Rep. Lee Zeldin (R-NY) said, “We have witnessed the alarming rise of anti-Semitism at home and around the world, and this critical initiative is vital in combatting this hatred wherever it rears its ugly head. Educating Americans of all backgrounds on the vast contributions of Jewish Americans will enable Jewish American Heritage Month to be a vehicle of change in the hearts and minds of Americans and a unifying force across our great nation. I thank Special Envoy Carr, the Jewish American Heritage Month Partnership, and the Conference of Presidents for their commitment to making this mission a reality.”
For the last 40 years, official celebrations of Jewish heritage have been proclaimed by presidents of the United State from both political parties pursuant to Congressional resolutions that enjoyed overwhelming bipartisan support.
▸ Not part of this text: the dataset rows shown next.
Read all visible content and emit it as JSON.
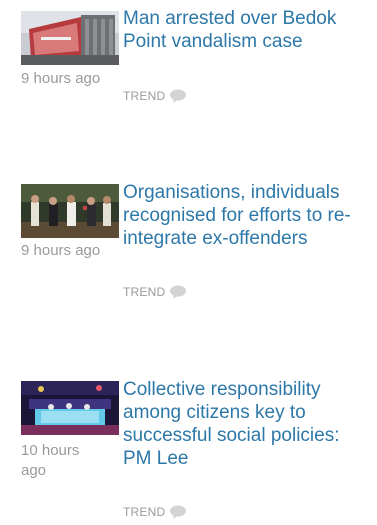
{
  "articles": [
    {
      "headline": "Man arrested over Bedok Point vandalism case",
      "timestamp": "9 hours ago",
      "category": "TREND",
      "thumbnail_icon": "bedok-point-building-photo"
    },
    {
      "headline": "Organisations, individuals recognised for efforts to re-integrate ex-offenders",
      "timestamp": "9 hours ago",
      "category": "TREND",
      "thumbnail_icon": "award-ceremony-photo"
    },
    {
      "headline": "Collective responsibility among citizens key to successful social policies: PM Lee",
      "timestamp": "10 hours ago",
      "category": "TREND",
      "thumbnail_icon": "stage-event-photo"
    }
  ],
  "icons": {
    "comment": "comment-bubble-icon"
  }
}
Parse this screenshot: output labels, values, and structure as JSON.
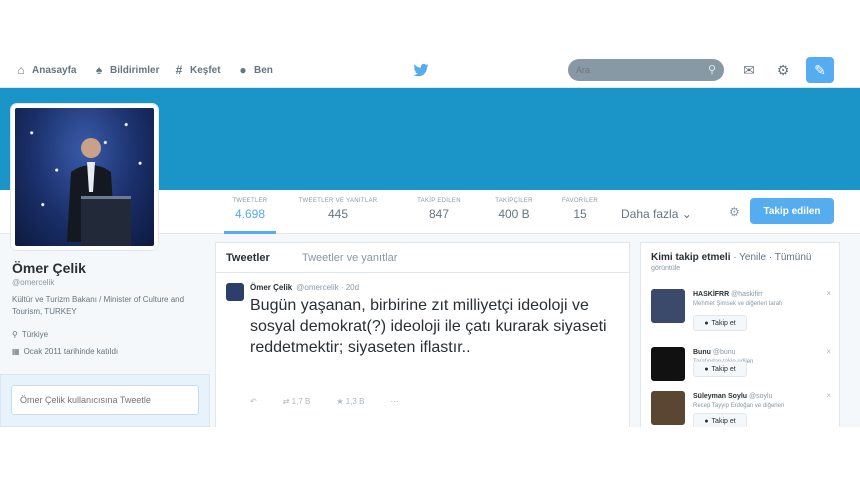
{
  "nav": {
    "home": "Anasayfa",
    "notifications": "Bildirimler",
    "discover": "Keşfet",
    "me": "Ben"
  },
  "search": {
    "placeholder": "Ara"
  },
  "icons": {
    "home": "home-icon",
    "notifications": "bell-icon",
    "discover": "hashtag-icon",
    "me": "user-icon",
    "logo": "twitter-bird-icon",
    "search": "search-icon",
    "messages": "messages-icon",
    "settings": "gear-icon",
    "compose": "compose-icon"
  },
  "colors": {
    "accent": "#55acee",
    "banner": "#1b95c8"
  },
  "stats": [
    {
      "label": "TWEETLER",
      "value": "4.698"
    },
    {
      "label": "TWEETLER VE YANITLAR",
      "value": "445"
    },
    {
      "label": "TAKİP EDİLEN",
      "value": "847"
    },
    {
      "label": "TAKİPÇİLER",
      "value": "400 B"
    },
    {
      "label": "FAVORİLER",
      "value": "15"
    }
  ],
  "more": "Daha fazla",
  "follow_button": "Takip edilen",
  "profile": {
    "name": "Ömer Çelik",
    "handle": "@omercelik",
    "bio": "Kültür ve Turizm Bakanı / Minister of Culture and Tourism, TURKEY",
    "location": "Türkiye",
    "joined": "Ocak 2011 tarihinde katıldı"
  },
  "tweet_box_placeholder": "Ömer Çelik kullanıcısına Tweetle",
  "tabs": {
    "tweets": "Tweetler",
    "replies": "Tweetler ve yanıtlar"
  },
  "tweet": {
    "name": "Ömer Çelik",
    "handle": "@omercelik · 20d",
    "text": "Bugün yaşanan, birbirine zıt milliyetçi ideoloji ve sosyal demokrat(?) ideoloji ile çatı kurarak siyaseti reddetmektir; siyaseten iflastır..",
    "retweets": "1,7 B",
    "favorites": "1,3 B"
  },
  "who_to_follow": {
    "title": "Kimi takip etmeli",
    "refresh": "· Yenile · Tümünü",
    "sub": "görüntüle",
    "follow_label": "Takip et",
    "items": [
      {
        "name": "HASKİFRR",
        "handle": "@haskifirr",
        "line": "Mehmet Şimsek ve diğerleri tarafı"
      },
      {
        "name": "Bunu",
        "handle": "@bunu",
        "line": "Tarafından takip edilen"
      },
      {
        "name": "Süleyman Soylu",
        "handle": "@soylu",
        "line": "Recep Tayyip Erdoğan ve diğerleri"
      }
    ]
  }
}
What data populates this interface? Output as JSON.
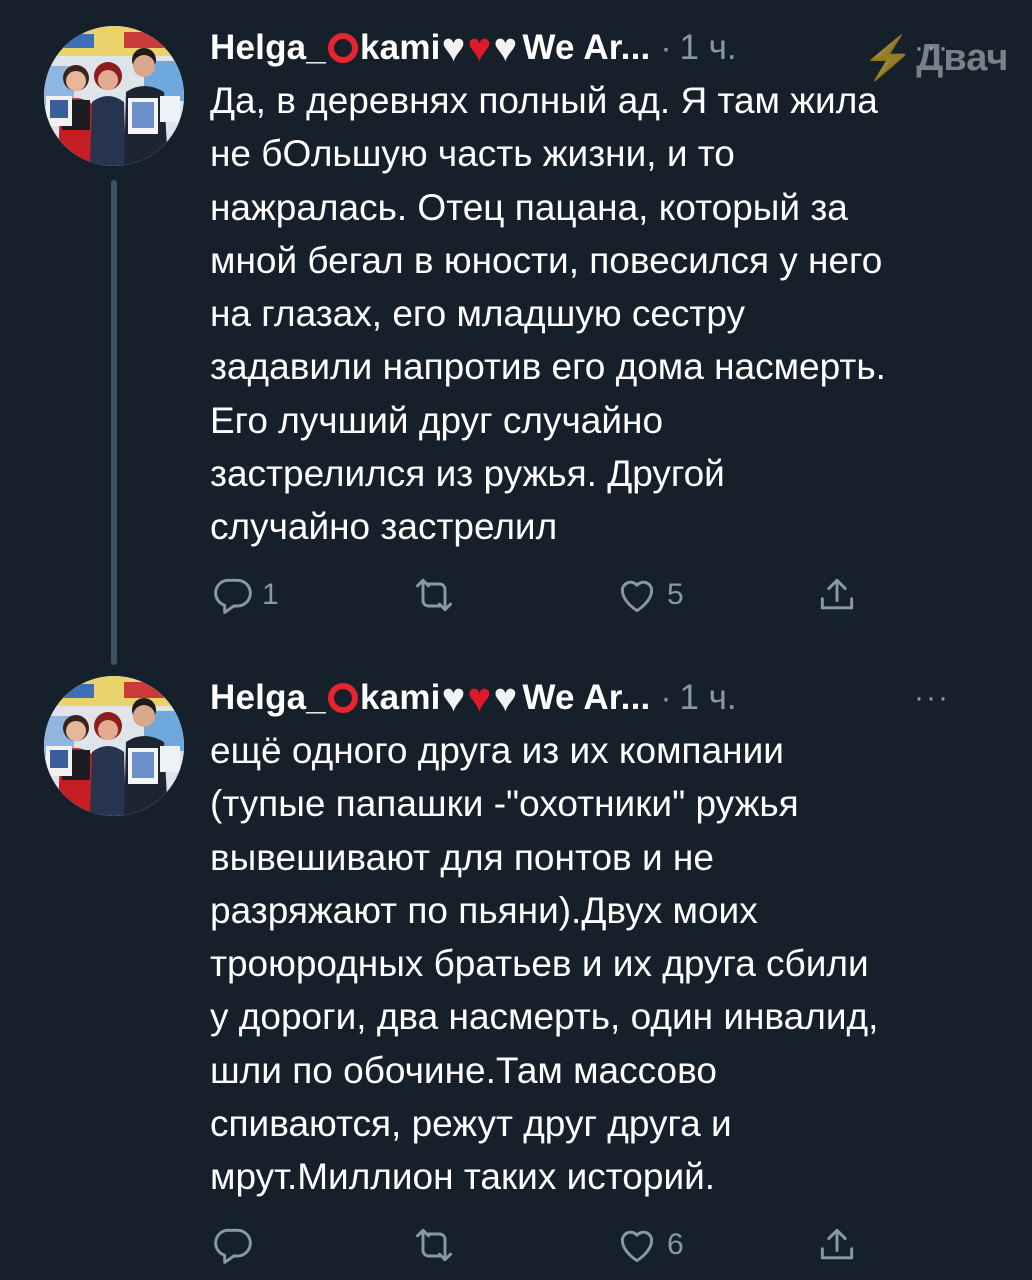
{
  "theme": {
    "background": "#15202b",
    "text": "#ffffff",
    "muted": "#8899a6",
    "thread_line": "#3d5466",
    "ring": "#e8242e"
  },
  "watermark": {
    "text": "Двач"
  },
  "tweets": [
    {
      "author_prefix": "Helga_",
      "author_emoji": [
        "white-heart",
        "red-heart",
        "white-heart"
      ],
      "author_suffix": "We Ar...",
      "separator": "·",
      "time": "1 ч.",
      "more": "···",
      "text": "Да, в деревнях полный ад. Я там жила\nне бОльшую часть жизни, и то\nнажралась. Отец пацана, который за\nмной бегал в юности, повесился у него\nна глазах, его младшую сестру\nзадавили напротив его дома насмерть.\nЕго лучший друг случайно\nзастрелился из ружья. Другой\nслучайно застрелил",
      "replies": "1",
      "retweets": "",
      "likes": "5"
    },
    {
      "author_prefix": "Helga_",
      "author_emoji": [
        "white-heart",
        "red-heart",
        "white-heart"
      ],
      "author_suffix": "We Ar...",
      "separator": "·",
      "time": "1 ч.",
      "more": "···",
      "text": "ещё одного друга из их компании\n(тупые папашки -\"охотники\" ружья\nвывешивают для понтов и не\nразряжают по пьяни).Двух моих\nтроюродных братьев и их друга сбили\nу дороги, два насмерть, один инвалид,\nшли по обочине.Там массово\nспиваются, режут друг друга и\nмрут.Миллион таких историй.",
      "replies": "",
      "retweets": "",
      "likes": "6"
    }
  ],
  "author_name_mid": "kami",
  "heart_glyph": "♥"
}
Between 1980 and 2005, Congress authorized, and presidents proclaimed, a single week in April or May, depending on the dates of certain Jewish holidays, to be Jewish Heritage Week.
In 2006, Congress authorized annual presidential proclamations of Jewish American Heritage Month for each May. In the first such proclamation, President George W. Bush declared that, “Through their deep commitment to faith, family, and community, Jewish Americans remind us of a basic belief that guided the founding of this Nation: that there is an Almighty who watches over the affairs of men and values every life.”
President Barack Obama, in the first of these proclamations during his administration, said, “Jewish Americans across the United States practice the faith and celebrate the culture of their ancestors. Across the Nation every day, individuals emulate their forebears by seeking to perform mitzvot, the hundreds of commandments set forth in the Torah. . . . Jewish Americans have immeasurably enriched our Nation.”
In his proclamation for Jewish Americans Heritage Month in May, President Donald J. Trump declared, “Jewish Americans have contributed in countless ways to our country’s culture and character. . . . [and] strengthen, sustain, and inspire our country through dedication to family, respect for cherished traditions, and commitment to the values of justice and equality that unite Americans of every faith and background.”
JAHI will build on the existing Jewish American Heritage Month framework, including the recent successes of “JAHM 2020”, with its first national digital marketing campaign and more than 50 official partners from across the country.
The Conference of Presidents of Major American Jewish Organizations is the recognized central coordinating body representing 53 diverse national Jewish organizations on issues of national and international concern.
The Jewish American Heritage Month (JAHM) Partnership activates JAHM each year, convening more than 50 organizations across the country to promote awareness and education. The Partnership is led by the National Museum of American Jewish History.